Top of ENTRIES SHOWN

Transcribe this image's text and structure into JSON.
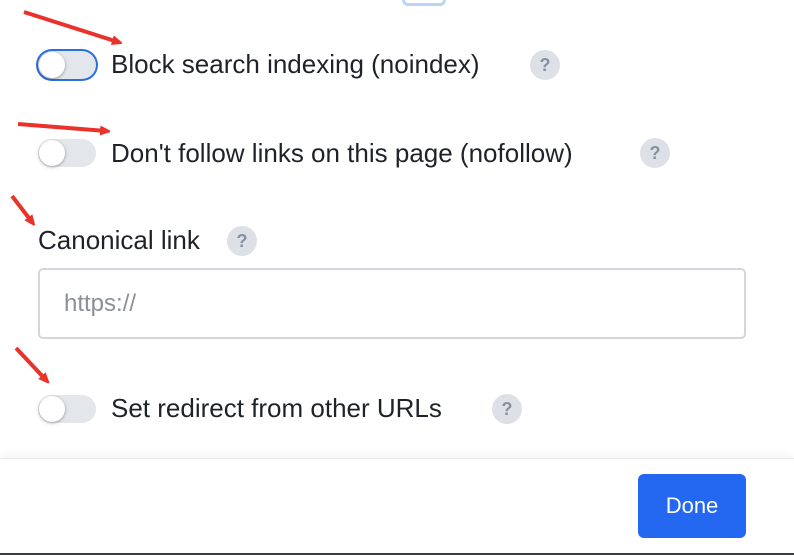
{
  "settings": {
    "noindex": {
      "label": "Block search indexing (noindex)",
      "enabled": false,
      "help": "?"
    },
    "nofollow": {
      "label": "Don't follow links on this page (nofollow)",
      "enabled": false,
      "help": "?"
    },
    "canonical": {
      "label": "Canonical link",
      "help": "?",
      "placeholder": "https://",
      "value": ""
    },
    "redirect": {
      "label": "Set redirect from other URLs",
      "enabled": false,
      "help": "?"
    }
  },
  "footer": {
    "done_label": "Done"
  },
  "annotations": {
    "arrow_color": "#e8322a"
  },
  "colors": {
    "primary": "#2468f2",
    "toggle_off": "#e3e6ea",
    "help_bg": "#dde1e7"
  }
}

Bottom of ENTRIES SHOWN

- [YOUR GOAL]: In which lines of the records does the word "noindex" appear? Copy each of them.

- [PROBLEM SOLUTION]:
    "noindex": {
      "label": "Block search indexing (noindex)",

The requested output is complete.